Artist-in-residence Chi-Yu Liao appreciates CIA reception
CIA Exhibition: Nov 07, 2014
Fall 2014 Exhibitions
Story: Nov 15, 2014
Students capture two of the top prizes in museum's surreal d...
Events: Dec 01, 2014
The Art of Designing Everything
Social: about 12 hours ago via Facebook
Holiday shoppers: skip the lines today and hold out for CIA’s annual student holiday sale, Dec. 5-7. Here, you can purchase one-of-a-kind gifts, including ceram...
Story: Nov 04, 2014
New CIA building taking shape; set for December completion
The Artist & Social Practice
Course No. FIB267F/367F/467F Credits: 3.0
Faculty José Carlos Teixeira
This course explores a realm of artistic endeavor usually apart from the gallery system and the art market, where the artist applies his/her talents to questions directly related to community, social responsibility, and political activism.
While looking critically at recent manifestations in relational and participatory practices - as well as learning about their historical context and interdependence with other fields - students will work within a greater social context, applying their skills to pressing issues (such as ecology, urban decay, poverty, discrimination, violence, and global abuses of the military-industrial complex, to name a few).

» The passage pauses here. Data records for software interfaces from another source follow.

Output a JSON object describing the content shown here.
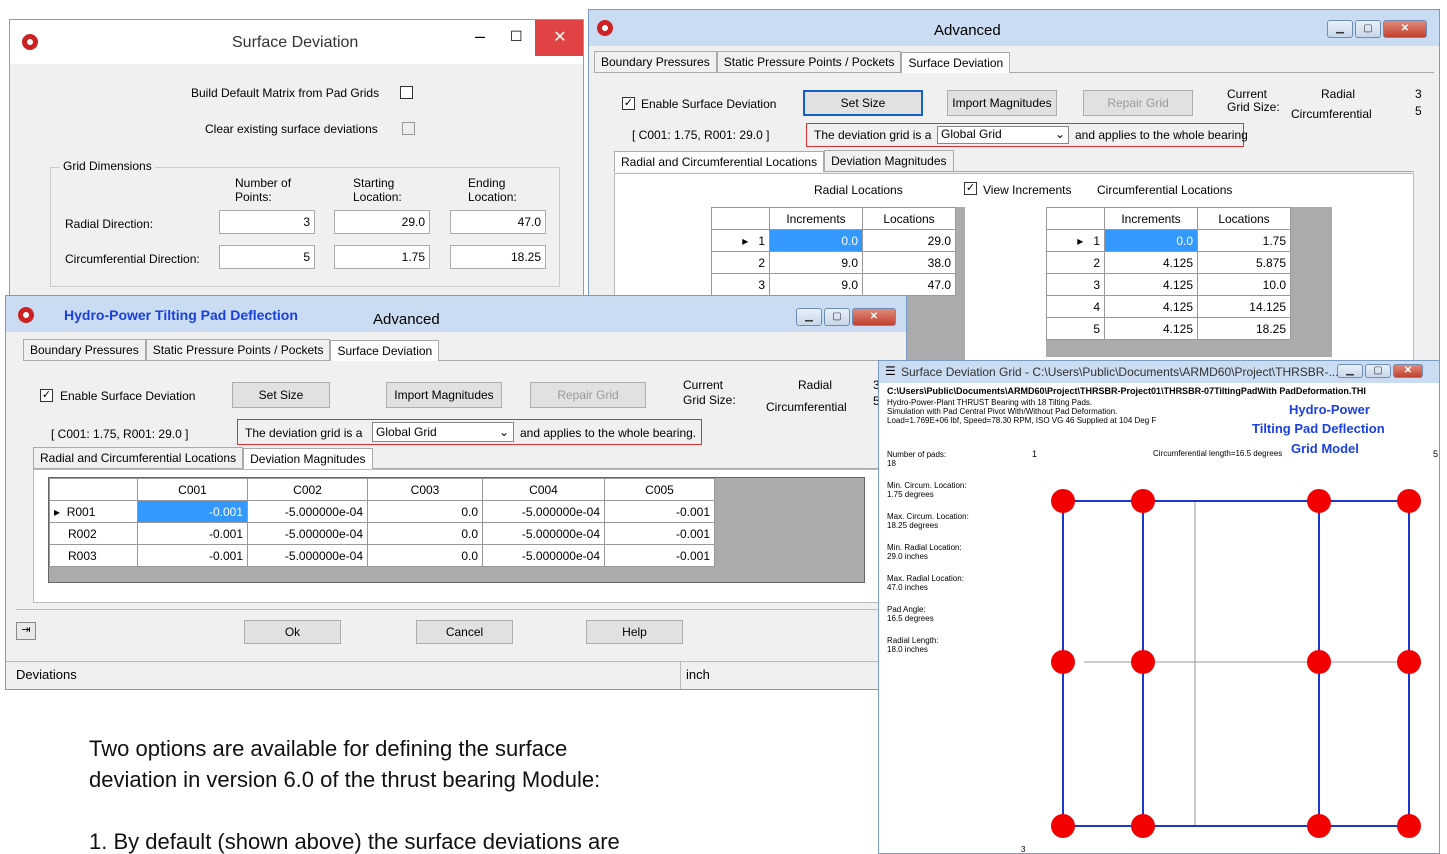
{
  "sd": {
    "title": "Surface Deviation",
    "build_label": "Build Default Matrix from Pad Grids",
    "clear_label": "Clear existing surface deviations",
    "group_label": "Grid Dimensions",
    "col_points": "Number of Points:",
    "col_start": "Starting Location:",
    "col_end": "Ending Location:",
    "radial_label": "Radial Direction:",
    "circ_label": "Circumferential Direction:",
    "radial_points": "3",
    "radial_start": "29.0",
    "radial_end": "47.0",
    "circ_points": "5",
    "circ_start": "1.75",
    "circ_end": "18.25"
  },
  "adv1": {
    "title": "Advanced",
    "tabs": [
      "Boundary Pressures",
      "Static Pressure Points / Pockets",
      "Surface Deviation"
    ],
    "enable_label": "Enable Surface Deviation",
    "set_size": "Set Size",
    "import": "Import Magnitudes",
    "repair": "Repair Grid",
    "current": "Current",
    "grid_size": "Grid Size:",
    "radial": "Radial",
    "radial_val": "3",
    "circ": "Circumferential",
    "circ_val": "5",
    "cell_ref": "[ C001: 1.75, R001: 29.0 ]",
    "dev_prefix": "The deviation grid is a",
    "dev_select": "Global Grid",
    "dev_suffix": "and applies to the whole bearing",
    "subtabs": [
      "Radial and Circumferential Locations",
      "Deviation Magnitudes"
    ],
    "radial_loc_title": "Radial Locations",
    "view_inc": "View Increments",
    "circ_loc_title": "Circumferential Locations",
    "h_inc": "Increments",
    "h_loc": "Locations",
    "radial_rows": [
      {
        "n": "1",
        "inc": "0.0",
        "loc": "29.0"
      },
      {
        "n": "2",
        "inc": "9.0",
        "loc": "38.0"
      },
      {
        "n": "3",
        "inc": "9.0",
        "loc": "47.0"
      }
    ],
    "circ_rows": [
      {
        "n": "1",
        "inc": "0.0",
        "loc": "1.75"
      },
      {
        "n": "2",
        "inc": "4.125",
        "loc": "5.875"
      },
      {
        "n": "3",
        "inc": "4.125",
        "loc": "10.0"
      },
      {
        "n": "4",
        "inc": "4.125",
        "loc": "14.125"
      },
      {
        "n": "5",
        "inc": "4.125",
        "loc": "18.25"
      }
    ]
  },
  "adv2": {
    "app": "Hydro-Power Tilting Pad Deflection",
    "title": "Advanced",
    "tabs": [
      "Boundary Pressures",
      "Static Pressure Points / Pockets",
      "Surface Deviation"
    ],
    "enable_label": "Enable Surface Deviation",
    "set_size": "Set Size",
    "import": "Import Magnitudes",
    "repair": "Repair Grid",
    "current": "Current",
    "grid_size": "Grid Size:",
    "radial": "Radial",
    "radial_val": "3",
    "circ": "Circumferential",
    "circ_val": "5",
    "cell_ref": "[ C001: 1.75, R001: 29.0 ]",
    "dev_prefix": "The deviation grid is a",
    "dev_select": "Global Grid",
    "dev_suffix": "and applies to the whole bearing.",
    "subtabs": [
      "Radial and Circumferential Locations",
      "Deviation Magnitudes"
    ],
    "cols": [
      "C001",
      "C002",
      "C003",
      "C004",
      "C005"
    ],
    "rows": [
      {
        "name": "R001",
        "vals": [
          "-0.001",
          "-5.000000e-04",
          "0.0",
          "-5.000000e-04",
          "-0.001"
        ]
      },
      {
        "name": "R002",
        "vals": [
          "-0.001",
          "-5.000000e-04",
          "0.0",
          "-5.000000e-04",
          "-0.001"
        ]
      },
      {
        "name": "R003",
        "vals": [
          "-0.001",
          "-5.000000e-04",
          "0.0",
          "-5.000000e-04",
          "-0.001"
        ]
      }
    ],
    "ok": "Ok",
    "cancel": "Cancel",
    "help": "Help",
    "status_left": "Deviations",
    "status_right": "inch"
  },
  "grid": {
    "title": "Surface Deviation Grid - C:\\Users\\Public\\Documents\\ARMD60\\Project\\THRSBR-...",
    "path": "C:\\Users\\Public\\Documents\\ARMD60\\Project\\THRSBR-Project01\\THRSBR-07TiltingPadWith PadDeformation.THI",
    "info1": "Hydro-Power-Plant THRUST Bearing with 18 Tilting Pads.",
    "info2": "Simulation with Pad Central Pivot With/Without Pad Deformation.",
    "info3": "Load=1.769E+06 lbf, Speed=78.30 RPM, ISO VG 46 Supplied at 104 Deg F",
    "brand1": "Hydro-Power",
    "brand2": "Tilting Pad Deflection",
    "brand3": "Grid Model",
    "one": "1",
    "five": "5",
    "three": "3",
    "circ_len": "Circumferential length=16.5 degrees",
    "stats": [
      {
        "label": "Number of pads:",
        "value": "18"
      },
      {
        "label": "Min. Circum. Location:",
        "value": "1.75 degrees"
      },
      {
        "label": "Max. Circum. Location:",
        "value": "18.25 degrees"
      },
      {
        "label": "Min. Radial Location:",
        "value": "29.0 inches"
      },
      {
        "label": "Max. Radial Location:",
        "value": "47.0 inches"
      },
      {
        "label": "Pad Angle:",
        "value": "16.5 degrees"
      },
      {
        "label": "Radial Length:",
        "value": "18.0 inches"
      }
    ]
  },
  "text": {
    "line1": "Two options are available for defining the surface",
    "line2": "deviation in version 6.0 of the thrust bearing Module:",
    "line3": "1. By default (shown above) the surface deviations are"
  }
}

The pedagogical approach will be to present projects realized by other artists who have worked in these areas, and to be able to contextualize these practices as the result/reflection of our current economic, political, and cultural situation(s) - both nationally and internationally.
Students will research issues that are of greater concern to them individually, and present them to the whole class. This will be followed by in-depth discussion around problem-solving, efficacy of action, and aesthetic materialization. Projects will then be developed and implemented throughout the semester.
The Artist + Social Practice
Course No. VAT 267-367-467 Credits: 3.0
This course explores a realm of artistic endeavor apart from the Western canon and the gallery art system. As such, students will work within the greater social context, applying their skills to pressing issues such as urban decay and poverty, ecology (brown fields, waste, pollution) violence, and other issues stemming from contradictions between the wants and needs of the individual and the wants and needs of the greater society. Histories of artists working in these arenas will provide a starting point and a model for student work. Each student will research issues that are of personal concern, present their findings to the class. This will be followed by discussions around problem solving and efficacy of action. Projects will then be developed and implemented.
Diane Lichtenstein MA and Ph.D., University of Wisconsin, Madison, is a professor in the Liberal Arts Departme...more
While at CIA, you'll learn from the masters through our rigorous, world-class curriculum and connect with working professionals to begin your career.